Element data from apps and pages
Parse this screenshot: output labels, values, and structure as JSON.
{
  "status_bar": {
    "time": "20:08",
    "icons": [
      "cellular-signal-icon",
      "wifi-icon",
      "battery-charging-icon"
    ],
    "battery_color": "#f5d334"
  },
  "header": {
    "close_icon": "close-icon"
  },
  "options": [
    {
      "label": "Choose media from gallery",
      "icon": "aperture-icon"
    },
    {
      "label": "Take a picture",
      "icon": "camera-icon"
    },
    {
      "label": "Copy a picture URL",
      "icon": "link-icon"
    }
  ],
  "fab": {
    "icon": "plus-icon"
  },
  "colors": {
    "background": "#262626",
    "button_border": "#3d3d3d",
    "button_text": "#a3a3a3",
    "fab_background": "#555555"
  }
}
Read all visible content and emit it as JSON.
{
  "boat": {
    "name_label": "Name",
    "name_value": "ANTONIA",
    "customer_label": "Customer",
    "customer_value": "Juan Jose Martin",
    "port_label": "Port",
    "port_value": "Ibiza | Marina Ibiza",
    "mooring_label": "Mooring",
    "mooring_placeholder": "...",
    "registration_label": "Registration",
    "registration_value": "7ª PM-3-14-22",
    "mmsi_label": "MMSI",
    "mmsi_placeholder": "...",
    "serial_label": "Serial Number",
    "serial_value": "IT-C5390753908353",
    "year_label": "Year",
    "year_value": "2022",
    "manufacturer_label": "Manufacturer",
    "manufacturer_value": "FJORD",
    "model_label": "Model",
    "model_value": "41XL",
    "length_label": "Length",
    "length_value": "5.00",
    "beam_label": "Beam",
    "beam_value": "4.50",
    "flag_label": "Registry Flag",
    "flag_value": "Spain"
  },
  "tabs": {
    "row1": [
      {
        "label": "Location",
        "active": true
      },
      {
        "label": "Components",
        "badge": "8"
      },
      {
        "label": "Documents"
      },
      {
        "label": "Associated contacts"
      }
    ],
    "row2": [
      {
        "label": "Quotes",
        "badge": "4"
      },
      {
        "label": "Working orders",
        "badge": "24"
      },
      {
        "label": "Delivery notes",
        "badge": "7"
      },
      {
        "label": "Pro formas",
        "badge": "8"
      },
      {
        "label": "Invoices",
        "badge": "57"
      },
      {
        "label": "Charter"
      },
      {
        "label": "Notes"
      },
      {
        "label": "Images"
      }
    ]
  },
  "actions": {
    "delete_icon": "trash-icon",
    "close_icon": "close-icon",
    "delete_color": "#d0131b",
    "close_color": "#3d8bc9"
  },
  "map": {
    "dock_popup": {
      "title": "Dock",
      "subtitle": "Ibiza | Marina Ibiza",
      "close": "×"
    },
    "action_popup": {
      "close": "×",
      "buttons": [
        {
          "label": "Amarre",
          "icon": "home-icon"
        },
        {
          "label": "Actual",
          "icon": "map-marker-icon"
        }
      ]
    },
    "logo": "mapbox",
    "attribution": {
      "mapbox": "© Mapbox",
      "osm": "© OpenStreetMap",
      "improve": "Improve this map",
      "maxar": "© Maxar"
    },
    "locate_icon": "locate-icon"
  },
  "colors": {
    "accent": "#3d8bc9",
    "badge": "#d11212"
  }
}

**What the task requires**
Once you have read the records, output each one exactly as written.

**Completed task**
Parse this screenshot: output labels, values, and structure as JSON.
{
  "status_bar": {
    "time": "20:08",
    "icons": [
      "cellular-signal-icon",
      "wifi-icon",
      "battery-charging-icon"
    ],
    "battery_color": "#f5d334"
  },
  "header": {
    "close_icon": "close-icon"
  },
  "options": [
    {
      "label": "Choose media from gallery",
      "icon": "aperture-icon"
    },
    {
      "label": "Take a picture",
      "icon": "camera-icon"
    },
    {
      "label": "Copy a picture URL",
      "icon": "link-icon"
    }
  ],
  "fab": {
    "icon": "plus-icon"
  },
  "colors": {
    "background": "#262626",
    "button_border": "#3d3d3d",
    "button_text": "#a3a3a3",
    "fab_background": "#555555"
  }
}
Read all visible content and emit it as JSON.
{
  "boat": {
    "name_label": "Name",
    "name_value": "ANTONIA",
    "customer_label": "Customer",
    "customer_value": "Juan Jose Martin",
    "port_label": "Port",
    "port_value": "Ibiza | Marina Ibiza",
    "mooring_label": "Mooring",
    "mooring_placeholder": "...",
    "registration_label": "Registration",
    "registration_value": "7ª PM-3-14-22",
    "mmsi_label": "MMSI",
    "mmsi_placeholder": "...",
    "serial_label": "Serial Number",
    "serial_value": "IT-C5390753908353",
    "year_label": "Year",
    "year_value": "2022",
    "manufacturer_label": "Manufacturer",
    "manufacturer_value": "FJORD",
    "model_label": "Model",
    "model_value": "41XL",
    "length_label": "Length",
    "length_value": "5.00",
    "beam_label": "Beam",
    "beam_value": "4.50",
    "flag_label": "Registry Flag",
    "flag_value": "Spain"
  },
  "tabs": {
    "row1": [
      {
        "label": "Location",
        "active": true
      },
      {
        "label": "Components",
        "badge": "8"
      },
      {
        "label": "Documents"
      },
      {
        "label": "Associated contacts"
      }
    ],
    "row2": [
      {
        "label": "Quotes",
        "badge": "4"
      },
      {
        "label": "Working orders",
        "badge": "24"
      },
      {
        "label": "Delivery notes",
        "badge": "7"
      },
      {
        "label": "Pro formas",
        "badge": "8"
      },
      {
        "label": "Invoices",
        "badge": "57"
      },
      {
        "label": "Charter"
      },
      {
        "label": "Notes"
      },
      {
        "label": "Images"
      }
    ]
  },
  "actions": {
    "delete_icon": "trash-icon",
    "close_icon": "close-icon",
    "delete_color": "#d0131b",
    "close_color": "#3d8bc9"
  },
  "map": {
    "dock_popup": {
      "title": "Dock",
      "subtitle": "Ibiza | Marina Ibiza",
      "close": "×"
    },
    "action_popup": {
      "close": "×",
      "buttons": [
        {
          "label": "Amarre",
          "icon": "home-icon"
        },
        {
          "label": "Actual",
          "icon": "map-marker-icon"
        }
      ]
    },
    "logo": "mapbox",
    "attribution": {
      "mapbox": "© Mapbox",
      "osm": "© OpenStreetMap",
      "improve": "Improve this map",
      "maxar": "© Maxar"
    },
    "locate_icon": "locate-icon"
  },
  "colors": {
    "accent": "#3d8bc9",
    "badge": "#d11212"
  }
}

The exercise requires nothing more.